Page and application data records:
*** Block opens ***

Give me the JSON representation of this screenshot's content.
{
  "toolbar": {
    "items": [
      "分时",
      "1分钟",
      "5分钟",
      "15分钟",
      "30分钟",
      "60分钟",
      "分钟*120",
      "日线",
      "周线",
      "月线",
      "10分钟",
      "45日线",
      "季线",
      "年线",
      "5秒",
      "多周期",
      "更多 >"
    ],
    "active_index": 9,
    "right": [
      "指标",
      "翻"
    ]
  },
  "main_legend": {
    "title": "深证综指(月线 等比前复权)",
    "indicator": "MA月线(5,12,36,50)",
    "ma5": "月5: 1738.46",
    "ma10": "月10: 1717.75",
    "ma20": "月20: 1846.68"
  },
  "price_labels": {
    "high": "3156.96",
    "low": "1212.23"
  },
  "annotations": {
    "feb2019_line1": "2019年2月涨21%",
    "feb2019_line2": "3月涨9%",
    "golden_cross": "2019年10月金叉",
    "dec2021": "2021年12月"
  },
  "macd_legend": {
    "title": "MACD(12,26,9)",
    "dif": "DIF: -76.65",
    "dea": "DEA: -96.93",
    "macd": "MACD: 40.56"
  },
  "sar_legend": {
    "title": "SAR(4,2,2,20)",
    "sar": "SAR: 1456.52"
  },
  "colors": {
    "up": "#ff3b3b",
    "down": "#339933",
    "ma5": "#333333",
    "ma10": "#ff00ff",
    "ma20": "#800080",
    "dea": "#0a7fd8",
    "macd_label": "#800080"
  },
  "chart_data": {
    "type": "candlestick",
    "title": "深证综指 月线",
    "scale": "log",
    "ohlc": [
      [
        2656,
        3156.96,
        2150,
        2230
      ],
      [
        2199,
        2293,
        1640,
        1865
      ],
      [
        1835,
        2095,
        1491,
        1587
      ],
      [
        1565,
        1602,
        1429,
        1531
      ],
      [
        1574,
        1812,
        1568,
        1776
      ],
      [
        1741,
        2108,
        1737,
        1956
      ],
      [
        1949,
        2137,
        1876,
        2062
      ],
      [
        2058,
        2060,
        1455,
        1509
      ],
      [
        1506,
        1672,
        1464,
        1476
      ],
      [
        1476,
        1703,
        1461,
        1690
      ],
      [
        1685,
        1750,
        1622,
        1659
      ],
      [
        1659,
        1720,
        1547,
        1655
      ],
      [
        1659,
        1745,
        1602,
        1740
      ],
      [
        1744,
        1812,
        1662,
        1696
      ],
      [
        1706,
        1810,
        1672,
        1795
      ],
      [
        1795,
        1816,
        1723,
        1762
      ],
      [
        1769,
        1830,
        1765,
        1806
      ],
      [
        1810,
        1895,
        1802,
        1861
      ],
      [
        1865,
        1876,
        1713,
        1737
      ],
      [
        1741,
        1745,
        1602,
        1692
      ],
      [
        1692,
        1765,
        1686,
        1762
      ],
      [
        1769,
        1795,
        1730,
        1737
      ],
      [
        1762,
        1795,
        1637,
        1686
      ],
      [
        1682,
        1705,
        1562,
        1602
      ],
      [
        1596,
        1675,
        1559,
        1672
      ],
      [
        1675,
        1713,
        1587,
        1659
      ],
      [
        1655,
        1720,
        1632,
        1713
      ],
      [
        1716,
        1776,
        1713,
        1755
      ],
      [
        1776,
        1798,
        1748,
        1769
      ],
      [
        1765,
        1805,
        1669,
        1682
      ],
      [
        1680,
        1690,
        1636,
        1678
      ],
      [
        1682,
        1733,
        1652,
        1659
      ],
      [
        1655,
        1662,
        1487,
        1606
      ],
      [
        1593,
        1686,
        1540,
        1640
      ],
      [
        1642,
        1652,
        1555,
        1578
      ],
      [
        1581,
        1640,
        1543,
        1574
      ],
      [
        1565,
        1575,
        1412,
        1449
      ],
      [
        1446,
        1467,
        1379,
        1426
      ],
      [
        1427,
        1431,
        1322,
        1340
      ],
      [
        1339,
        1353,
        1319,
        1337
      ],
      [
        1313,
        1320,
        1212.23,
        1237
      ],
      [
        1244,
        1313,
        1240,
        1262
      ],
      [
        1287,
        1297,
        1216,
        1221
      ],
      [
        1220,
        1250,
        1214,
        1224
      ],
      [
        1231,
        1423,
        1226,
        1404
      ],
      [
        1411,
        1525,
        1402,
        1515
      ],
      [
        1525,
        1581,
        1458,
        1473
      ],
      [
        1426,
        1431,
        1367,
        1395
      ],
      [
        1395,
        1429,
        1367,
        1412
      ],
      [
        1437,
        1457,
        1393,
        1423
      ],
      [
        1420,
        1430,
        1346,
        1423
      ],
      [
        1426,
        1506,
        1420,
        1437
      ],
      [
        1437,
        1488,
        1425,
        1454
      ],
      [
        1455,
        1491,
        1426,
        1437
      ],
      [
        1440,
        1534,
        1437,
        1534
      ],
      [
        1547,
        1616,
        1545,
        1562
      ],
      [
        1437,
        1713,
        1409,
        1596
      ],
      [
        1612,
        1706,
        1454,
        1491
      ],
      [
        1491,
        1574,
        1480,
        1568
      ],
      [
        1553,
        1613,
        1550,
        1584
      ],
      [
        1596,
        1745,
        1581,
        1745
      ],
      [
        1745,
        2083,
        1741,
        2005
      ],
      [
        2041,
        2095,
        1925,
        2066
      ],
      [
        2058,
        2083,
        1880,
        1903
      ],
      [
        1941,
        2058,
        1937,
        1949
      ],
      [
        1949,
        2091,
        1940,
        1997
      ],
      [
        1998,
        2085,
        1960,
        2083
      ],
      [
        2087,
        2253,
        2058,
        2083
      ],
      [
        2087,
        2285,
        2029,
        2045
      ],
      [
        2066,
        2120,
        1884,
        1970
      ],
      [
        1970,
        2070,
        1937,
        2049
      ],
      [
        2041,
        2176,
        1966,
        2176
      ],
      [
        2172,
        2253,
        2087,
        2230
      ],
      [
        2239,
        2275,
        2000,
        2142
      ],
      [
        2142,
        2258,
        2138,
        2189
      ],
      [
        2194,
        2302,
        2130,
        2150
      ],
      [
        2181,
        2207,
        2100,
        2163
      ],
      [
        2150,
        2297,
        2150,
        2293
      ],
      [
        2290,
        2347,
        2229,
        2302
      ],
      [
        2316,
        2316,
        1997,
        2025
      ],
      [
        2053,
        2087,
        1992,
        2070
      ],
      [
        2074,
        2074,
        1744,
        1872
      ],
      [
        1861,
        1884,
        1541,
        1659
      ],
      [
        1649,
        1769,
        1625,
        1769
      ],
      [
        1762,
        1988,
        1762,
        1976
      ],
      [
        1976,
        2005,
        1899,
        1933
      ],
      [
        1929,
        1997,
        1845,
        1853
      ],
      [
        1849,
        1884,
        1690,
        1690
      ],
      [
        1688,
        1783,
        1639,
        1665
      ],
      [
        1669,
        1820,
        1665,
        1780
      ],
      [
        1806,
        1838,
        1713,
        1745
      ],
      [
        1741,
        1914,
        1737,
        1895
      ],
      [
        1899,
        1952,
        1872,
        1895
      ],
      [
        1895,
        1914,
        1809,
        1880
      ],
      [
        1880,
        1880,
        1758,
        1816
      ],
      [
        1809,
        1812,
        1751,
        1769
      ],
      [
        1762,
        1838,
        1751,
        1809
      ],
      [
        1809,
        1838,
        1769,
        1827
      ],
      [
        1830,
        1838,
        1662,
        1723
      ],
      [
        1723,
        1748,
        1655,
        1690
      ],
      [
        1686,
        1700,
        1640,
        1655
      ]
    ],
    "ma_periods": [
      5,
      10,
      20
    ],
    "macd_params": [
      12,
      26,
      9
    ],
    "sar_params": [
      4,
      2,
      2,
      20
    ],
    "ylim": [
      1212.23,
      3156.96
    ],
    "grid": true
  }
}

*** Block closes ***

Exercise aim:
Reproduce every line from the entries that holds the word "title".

Completed task:
    "title": "深证综指(月线 等比前复权)",
    "title": "MACD(12,26,9)",
    "title": "SAR(4,2,2,20)",
    "title": "深证综指 月线",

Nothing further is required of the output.